#### PROBLEM STATEMENT
Go over the entries and report the lines where the word "Morstenne" occurs.

Items from an interface collection
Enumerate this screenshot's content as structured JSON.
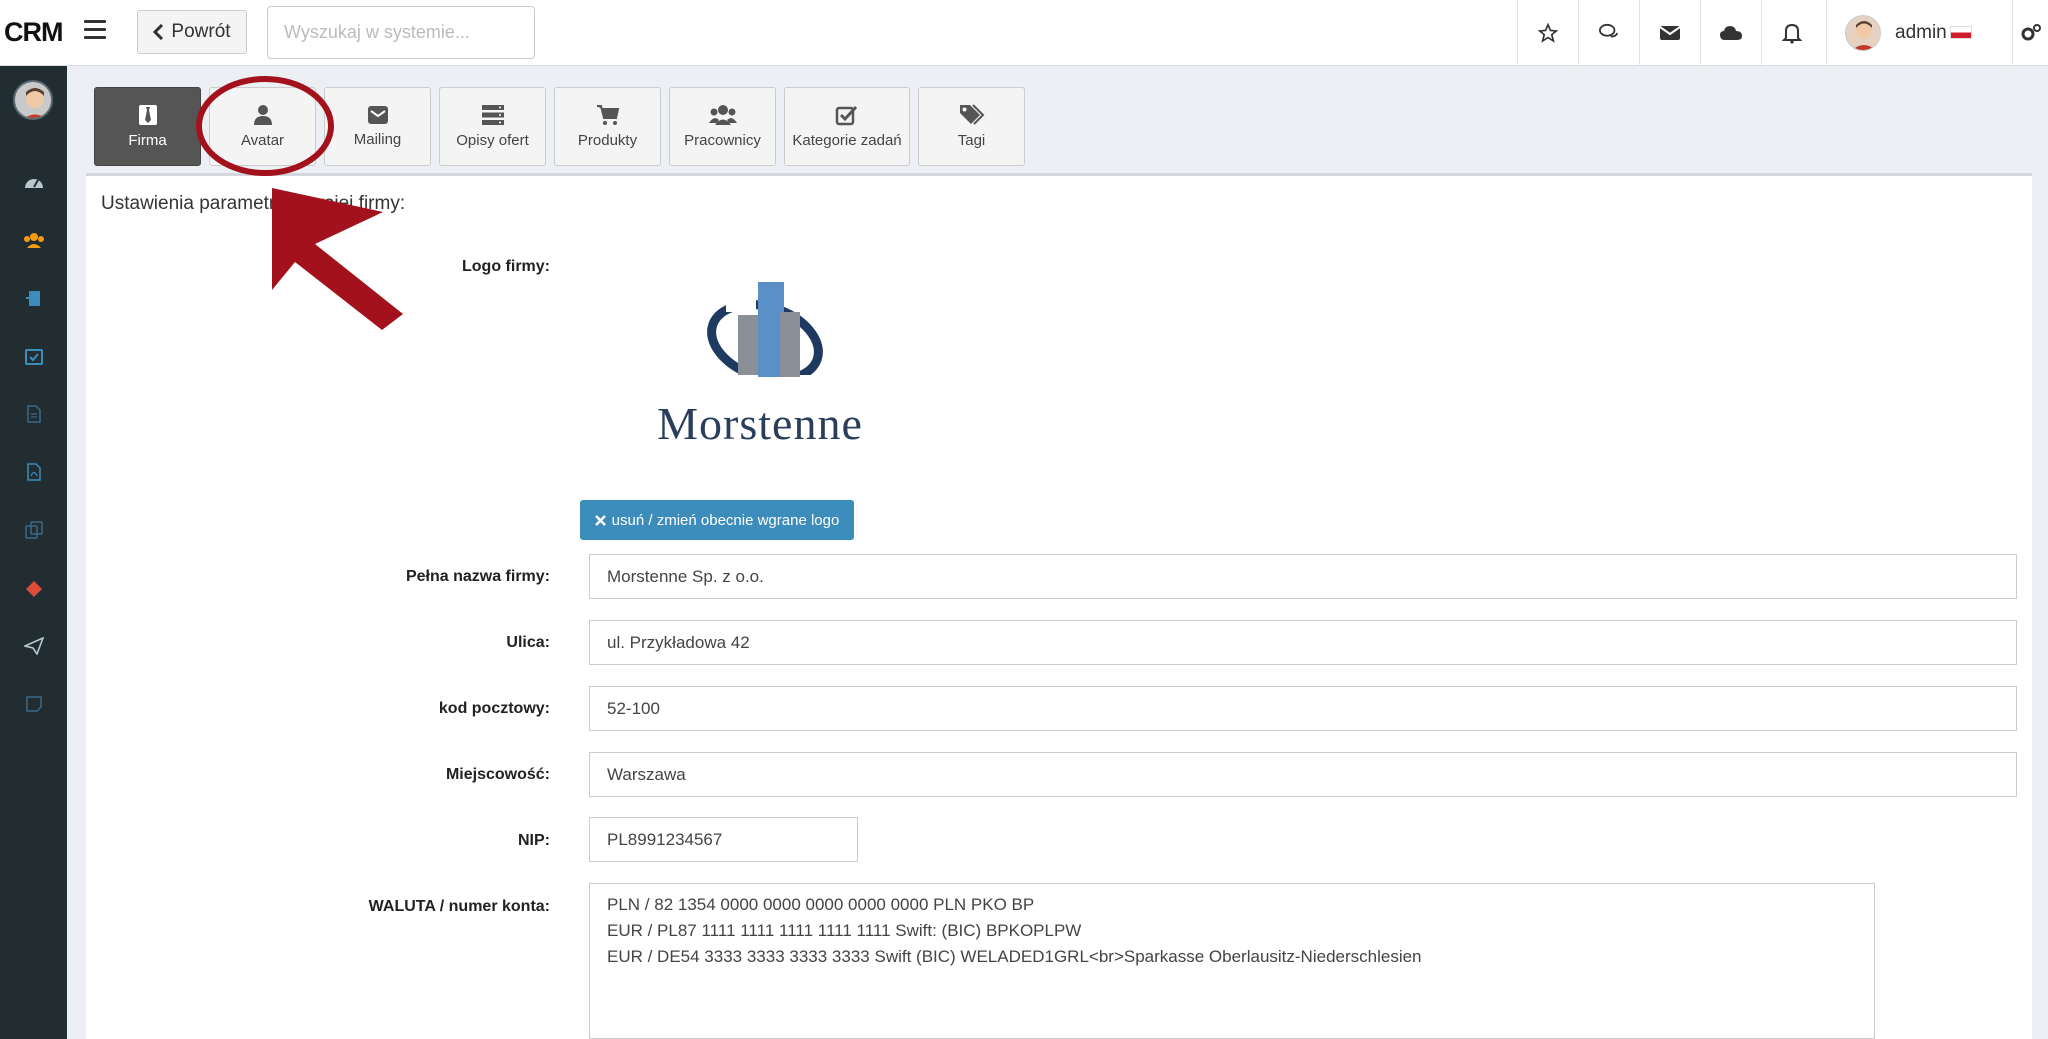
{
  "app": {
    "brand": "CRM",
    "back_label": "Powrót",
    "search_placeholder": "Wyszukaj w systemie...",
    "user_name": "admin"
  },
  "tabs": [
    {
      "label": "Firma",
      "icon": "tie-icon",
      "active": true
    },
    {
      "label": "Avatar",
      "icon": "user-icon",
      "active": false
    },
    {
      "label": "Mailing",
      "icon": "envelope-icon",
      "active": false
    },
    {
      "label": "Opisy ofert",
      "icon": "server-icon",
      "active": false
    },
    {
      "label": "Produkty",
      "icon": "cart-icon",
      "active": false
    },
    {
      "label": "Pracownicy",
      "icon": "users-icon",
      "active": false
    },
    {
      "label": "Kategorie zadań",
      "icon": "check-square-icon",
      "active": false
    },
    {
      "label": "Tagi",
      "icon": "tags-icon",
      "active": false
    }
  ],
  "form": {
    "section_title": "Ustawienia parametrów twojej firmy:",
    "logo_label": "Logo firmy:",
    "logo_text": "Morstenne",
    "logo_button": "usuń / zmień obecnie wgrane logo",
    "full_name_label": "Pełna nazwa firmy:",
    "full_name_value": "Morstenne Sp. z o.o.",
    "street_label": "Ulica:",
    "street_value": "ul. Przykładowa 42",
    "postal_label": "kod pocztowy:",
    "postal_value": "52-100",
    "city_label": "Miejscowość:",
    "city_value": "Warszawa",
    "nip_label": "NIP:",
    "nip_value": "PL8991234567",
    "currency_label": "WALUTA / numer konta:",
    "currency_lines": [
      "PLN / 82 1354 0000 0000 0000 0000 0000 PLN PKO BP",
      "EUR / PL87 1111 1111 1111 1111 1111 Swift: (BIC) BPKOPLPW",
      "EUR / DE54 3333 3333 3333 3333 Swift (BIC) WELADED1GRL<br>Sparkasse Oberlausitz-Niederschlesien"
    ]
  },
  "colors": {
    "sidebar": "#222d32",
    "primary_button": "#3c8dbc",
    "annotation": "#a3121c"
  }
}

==

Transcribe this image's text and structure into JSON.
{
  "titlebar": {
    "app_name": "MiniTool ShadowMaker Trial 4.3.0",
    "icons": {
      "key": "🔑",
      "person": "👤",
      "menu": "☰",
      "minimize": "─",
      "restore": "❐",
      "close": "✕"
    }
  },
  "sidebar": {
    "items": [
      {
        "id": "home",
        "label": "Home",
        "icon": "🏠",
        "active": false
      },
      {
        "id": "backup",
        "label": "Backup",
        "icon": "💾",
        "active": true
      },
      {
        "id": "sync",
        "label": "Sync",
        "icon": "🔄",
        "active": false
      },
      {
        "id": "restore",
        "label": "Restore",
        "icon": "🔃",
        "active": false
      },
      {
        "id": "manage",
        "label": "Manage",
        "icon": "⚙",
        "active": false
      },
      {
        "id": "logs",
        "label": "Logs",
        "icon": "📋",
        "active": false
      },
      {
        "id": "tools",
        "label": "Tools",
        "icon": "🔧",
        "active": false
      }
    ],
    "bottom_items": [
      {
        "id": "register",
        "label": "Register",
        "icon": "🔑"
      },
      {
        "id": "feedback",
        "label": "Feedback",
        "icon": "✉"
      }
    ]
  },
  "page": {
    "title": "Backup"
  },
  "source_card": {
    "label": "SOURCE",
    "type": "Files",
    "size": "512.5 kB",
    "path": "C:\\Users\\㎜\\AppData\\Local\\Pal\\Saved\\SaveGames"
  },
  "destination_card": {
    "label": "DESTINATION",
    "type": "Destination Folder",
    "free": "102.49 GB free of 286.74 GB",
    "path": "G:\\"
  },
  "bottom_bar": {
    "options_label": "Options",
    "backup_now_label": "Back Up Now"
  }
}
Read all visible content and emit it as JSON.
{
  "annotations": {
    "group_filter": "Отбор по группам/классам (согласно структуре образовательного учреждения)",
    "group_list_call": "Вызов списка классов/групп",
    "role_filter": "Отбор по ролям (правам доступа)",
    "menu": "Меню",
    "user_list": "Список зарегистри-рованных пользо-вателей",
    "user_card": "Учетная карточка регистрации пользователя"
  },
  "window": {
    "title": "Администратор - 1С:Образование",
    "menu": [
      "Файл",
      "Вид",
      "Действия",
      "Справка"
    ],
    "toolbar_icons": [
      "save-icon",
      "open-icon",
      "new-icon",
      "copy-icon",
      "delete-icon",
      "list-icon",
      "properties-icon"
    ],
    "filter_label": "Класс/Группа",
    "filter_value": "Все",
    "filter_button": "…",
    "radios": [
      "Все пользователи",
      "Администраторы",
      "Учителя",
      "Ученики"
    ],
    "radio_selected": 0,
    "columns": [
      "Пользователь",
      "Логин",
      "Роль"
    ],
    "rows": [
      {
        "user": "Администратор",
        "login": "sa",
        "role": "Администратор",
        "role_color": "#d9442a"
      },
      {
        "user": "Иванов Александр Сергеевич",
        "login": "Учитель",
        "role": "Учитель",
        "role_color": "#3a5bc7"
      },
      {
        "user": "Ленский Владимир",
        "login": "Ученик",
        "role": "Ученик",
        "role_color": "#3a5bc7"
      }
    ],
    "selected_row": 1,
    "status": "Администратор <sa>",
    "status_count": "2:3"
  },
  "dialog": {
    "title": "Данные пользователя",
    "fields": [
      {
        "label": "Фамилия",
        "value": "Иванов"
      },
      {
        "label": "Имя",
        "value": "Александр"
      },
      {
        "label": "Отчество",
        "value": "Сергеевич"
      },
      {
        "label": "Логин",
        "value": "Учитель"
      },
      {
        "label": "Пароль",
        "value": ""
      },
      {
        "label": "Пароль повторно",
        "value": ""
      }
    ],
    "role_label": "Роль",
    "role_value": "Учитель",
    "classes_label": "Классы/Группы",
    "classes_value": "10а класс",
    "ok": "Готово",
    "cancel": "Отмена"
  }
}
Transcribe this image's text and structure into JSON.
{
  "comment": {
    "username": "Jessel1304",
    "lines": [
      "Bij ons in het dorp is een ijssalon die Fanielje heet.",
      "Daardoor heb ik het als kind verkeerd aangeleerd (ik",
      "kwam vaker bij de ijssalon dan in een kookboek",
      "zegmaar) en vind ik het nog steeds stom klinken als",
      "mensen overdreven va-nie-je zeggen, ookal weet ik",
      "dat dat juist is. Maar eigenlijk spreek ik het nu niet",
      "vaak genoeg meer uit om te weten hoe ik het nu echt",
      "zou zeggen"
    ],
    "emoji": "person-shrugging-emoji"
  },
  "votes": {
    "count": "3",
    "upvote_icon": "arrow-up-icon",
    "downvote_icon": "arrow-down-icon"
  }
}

#### ANSWER BOX
    "logo_text": "Morstenne",
    "full_name_value": "Morstenne Sp. z o.o.",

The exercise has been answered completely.